§ What the task requires:
Show me each line of the listing below where the word "into" appears.

-------

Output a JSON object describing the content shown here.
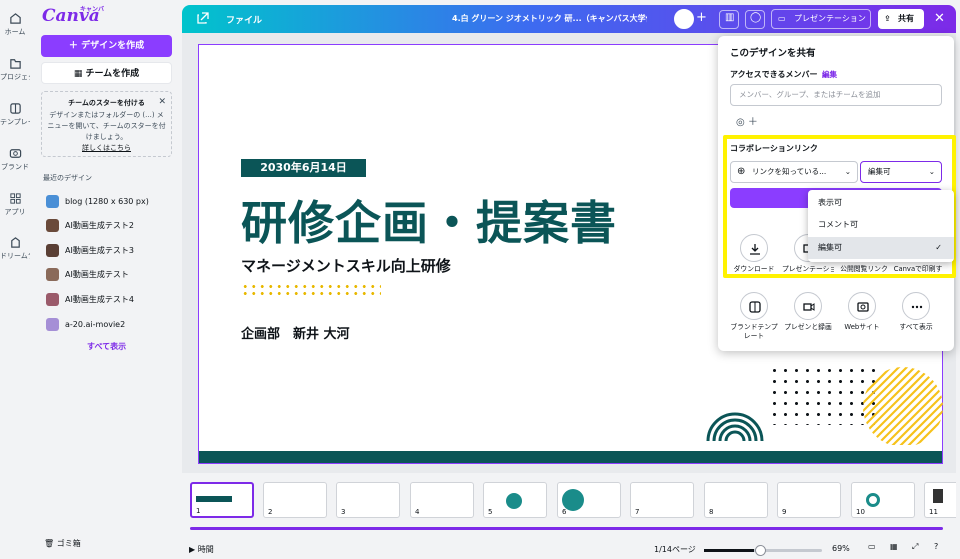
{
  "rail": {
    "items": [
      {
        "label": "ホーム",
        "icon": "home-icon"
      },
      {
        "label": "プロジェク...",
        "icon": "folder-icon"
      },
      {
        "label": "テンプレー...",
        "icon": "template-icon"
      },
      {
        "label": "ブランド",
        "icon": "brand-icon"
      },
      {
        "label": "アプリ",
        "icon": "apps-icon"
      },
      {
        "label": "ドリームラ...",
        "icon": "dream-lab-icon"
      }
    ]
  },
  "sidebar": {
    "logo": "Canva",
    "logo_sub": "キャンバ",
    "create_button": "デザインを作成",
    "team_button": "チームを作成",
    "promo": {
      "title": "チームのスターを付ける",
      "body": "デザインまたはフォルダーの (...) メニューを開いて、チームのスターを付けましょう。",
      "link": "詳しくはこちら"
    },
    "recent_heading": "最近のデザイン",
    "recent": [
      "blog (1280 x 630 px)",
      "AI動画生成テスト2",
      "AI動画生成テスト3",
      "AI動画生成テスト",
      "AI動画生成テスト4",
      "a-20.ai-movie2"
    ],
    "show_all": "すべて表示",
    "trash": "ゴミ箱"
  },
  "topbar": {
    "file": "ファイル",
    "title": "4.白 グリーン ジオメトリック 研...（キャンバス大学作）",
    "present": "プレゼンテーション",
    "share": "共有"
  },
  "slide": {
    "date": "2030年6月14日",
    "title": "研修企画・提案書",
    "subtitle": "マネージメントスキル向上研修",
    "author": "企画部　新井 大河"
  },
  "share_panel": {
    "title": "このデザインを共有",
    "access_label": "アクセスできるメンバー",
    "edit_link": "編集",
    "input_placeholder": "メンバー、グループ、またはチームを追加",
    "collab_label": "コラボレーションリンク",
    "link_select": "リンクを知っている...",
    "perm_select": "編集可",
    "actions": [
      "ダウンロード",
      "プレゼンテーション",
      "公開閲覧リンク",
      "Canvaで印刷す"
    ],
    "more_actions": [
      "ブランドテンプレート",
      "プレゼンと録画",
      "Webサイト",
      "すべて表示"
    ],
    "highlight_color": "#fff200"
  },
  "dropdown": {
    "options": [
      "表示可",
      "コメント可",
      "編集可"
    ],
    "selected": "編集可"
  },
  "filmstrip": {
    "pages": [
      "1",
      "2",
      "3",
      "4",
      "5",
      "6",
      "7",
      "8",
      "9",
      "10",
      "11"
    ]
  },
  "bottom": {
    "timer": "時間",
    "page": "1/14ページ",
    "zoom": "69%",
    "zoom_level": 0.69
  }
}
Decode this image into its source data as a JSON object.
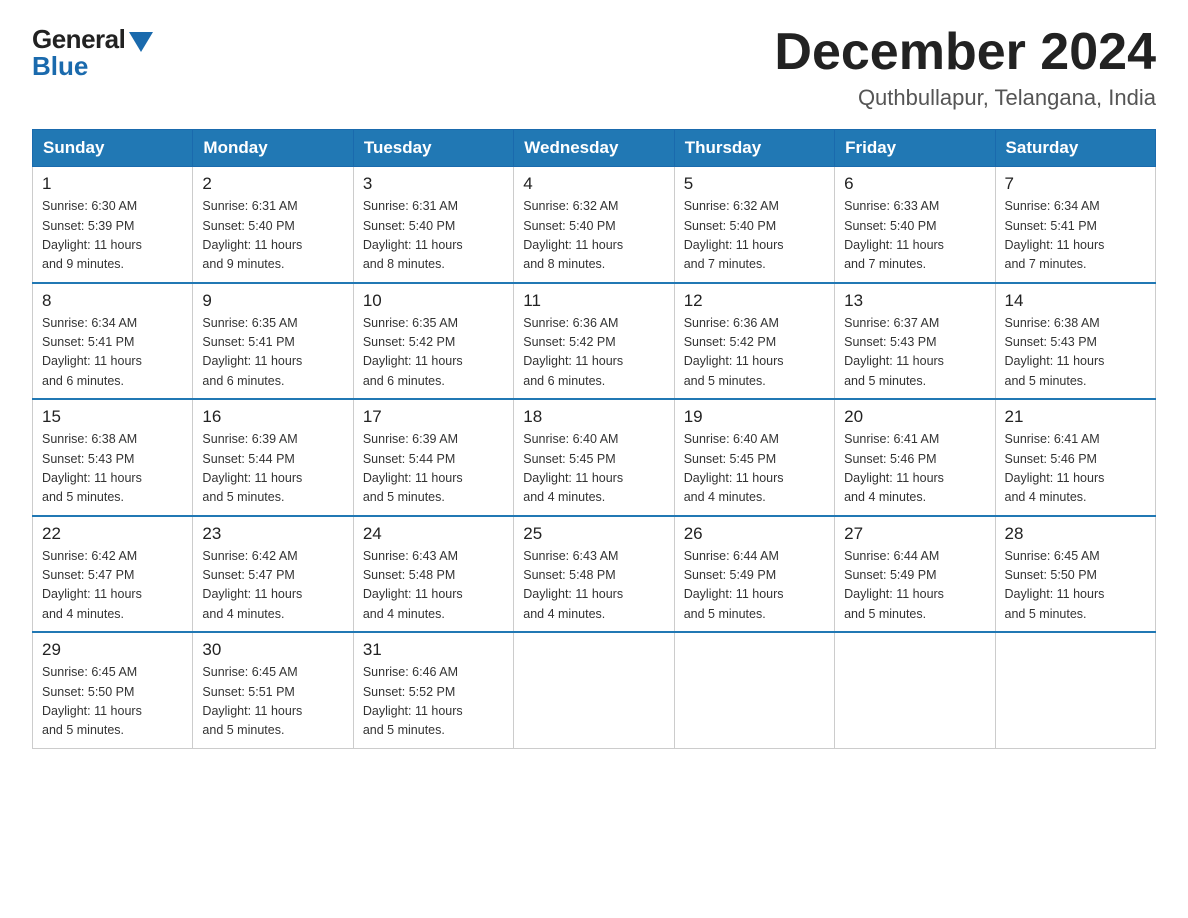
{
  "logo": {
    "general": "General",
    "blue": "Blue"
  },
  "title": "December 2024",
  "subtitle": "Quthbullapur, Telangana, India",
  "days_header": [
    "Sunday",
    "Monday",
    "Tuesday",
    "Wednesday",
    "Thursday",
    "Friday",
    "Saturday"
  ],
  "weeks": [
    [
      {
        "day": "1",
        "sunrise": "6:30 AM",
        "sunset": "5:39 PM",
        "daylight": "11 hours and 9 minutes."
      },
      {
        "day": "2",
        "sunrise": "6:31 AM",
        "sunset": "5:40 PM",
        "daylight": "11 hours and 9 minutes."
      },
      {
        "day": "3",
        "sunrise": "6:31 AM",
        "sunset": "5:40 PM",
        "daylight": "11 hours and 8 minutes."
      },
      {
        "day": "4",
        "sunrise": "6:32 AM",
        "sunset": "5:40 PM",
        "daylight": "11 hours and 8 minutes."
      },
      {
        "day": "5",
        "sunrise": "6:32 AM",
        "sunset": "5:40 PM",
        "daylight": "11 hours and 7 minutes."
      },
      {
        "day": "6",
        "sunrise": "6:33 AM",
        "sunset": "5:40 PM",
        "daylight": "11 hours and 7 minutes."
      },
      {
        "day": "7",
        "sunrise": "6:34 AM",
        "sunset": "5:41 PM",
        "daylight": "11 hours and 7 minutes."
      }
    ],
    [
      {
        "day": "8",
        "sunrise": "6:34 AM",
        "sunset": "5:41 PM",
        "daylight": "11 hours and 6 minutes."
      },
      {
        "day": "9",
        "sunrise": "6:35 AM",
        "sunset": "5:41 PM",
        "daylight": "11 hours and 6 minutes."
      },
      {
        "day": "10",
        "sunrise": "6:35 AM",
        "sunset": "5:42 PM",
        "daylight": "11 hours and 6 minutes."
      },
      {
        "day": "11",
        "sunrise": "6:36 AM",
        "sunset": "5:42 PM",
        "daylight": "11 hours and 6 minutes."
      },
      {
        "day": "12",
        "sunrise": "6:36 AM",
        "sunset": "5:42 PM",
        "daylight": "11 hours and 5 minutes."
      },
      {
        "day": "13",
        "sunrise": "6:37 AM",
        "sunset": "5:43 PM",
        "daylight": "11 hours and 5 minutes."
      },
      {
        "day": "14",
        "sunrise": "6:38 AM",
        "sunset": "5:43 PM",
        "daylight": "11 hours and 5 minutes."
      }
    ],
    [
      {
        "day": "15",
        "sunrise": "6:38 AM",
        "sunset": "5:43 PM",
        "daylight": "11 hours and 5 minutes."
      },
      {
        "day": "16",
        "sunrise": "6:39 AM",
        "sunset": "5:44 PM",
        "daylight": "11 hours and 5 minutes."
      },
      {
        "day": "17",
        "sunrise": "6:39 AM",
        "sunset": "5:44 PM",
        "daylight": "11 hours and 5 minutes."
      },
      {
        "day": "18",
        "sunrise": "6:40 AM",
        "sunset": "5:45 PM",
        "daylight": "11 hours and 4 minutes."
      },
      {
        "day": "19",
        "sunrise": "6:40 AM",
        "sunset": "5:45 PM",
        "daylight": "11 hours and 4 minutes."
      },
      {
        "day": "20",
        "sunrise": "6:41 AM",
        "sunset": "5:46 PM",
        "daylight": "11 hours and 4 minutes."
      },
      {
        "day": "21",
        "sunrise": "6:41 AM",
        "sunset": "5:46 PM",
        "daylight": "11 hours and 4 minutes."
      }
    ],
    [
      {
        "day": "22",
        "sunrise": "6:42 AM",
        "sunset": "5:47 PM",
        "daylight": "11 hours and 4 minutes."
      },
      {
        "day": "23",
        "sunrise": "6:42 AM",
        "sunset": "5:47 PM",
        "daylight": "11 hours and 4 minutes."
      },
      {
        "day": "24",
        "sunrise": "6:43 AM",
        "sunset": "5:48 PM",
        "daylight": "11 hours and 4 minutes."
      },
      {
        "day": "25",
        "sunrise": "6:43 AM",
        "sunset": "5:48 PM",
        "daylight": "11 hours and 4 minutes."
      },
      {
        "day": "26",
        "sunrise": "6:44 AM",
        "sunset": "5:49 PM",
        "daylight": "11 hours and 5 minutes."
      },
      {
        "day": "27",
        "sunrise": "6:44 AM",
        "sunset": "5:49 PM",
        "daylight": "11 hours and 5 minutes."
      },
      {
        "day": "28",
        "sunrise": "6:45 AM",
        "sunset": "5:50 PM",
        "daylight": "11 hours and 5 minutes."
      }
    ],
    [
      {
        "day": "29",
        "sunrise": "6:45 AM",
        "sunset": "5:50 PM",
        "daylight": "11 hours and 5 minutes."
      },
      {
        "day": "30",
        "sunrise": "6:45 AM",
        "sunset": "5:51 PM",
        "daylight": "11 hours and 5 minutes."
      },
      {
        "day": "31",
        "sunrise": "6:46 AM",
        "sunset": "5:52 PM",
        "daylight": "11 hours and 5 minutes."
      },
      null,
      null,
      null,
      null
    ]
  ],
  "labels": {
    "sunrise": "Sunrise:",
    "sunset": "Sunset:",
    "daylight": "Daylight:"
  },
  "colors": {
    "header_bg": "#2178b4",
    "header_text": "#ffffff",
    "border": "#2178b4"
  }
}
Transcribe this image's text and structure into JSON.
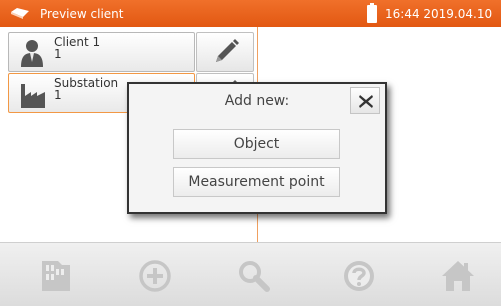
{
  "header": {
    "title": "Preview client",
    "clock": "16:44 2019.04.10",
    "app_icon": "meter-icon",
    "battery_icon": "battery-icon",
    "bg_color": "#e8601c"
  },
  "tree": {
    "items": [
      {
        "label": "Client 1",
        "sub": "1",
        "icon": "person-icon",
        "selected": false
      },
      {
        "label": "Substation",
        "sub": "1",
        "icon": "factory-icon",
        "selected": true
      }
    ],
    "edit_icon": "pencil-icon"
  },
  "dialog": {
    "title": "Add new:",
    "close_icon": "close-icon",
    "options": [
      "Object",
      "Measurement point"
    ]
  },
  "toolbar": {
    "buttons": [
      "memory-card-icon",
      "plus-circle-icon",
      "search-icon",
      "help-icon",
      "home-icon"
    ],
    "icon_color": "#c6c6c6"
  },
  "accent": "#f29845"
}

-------

§ Solution for this task:
Decode this image into its source data as a JSON object.
Transcribe this image's text and structure into JSON.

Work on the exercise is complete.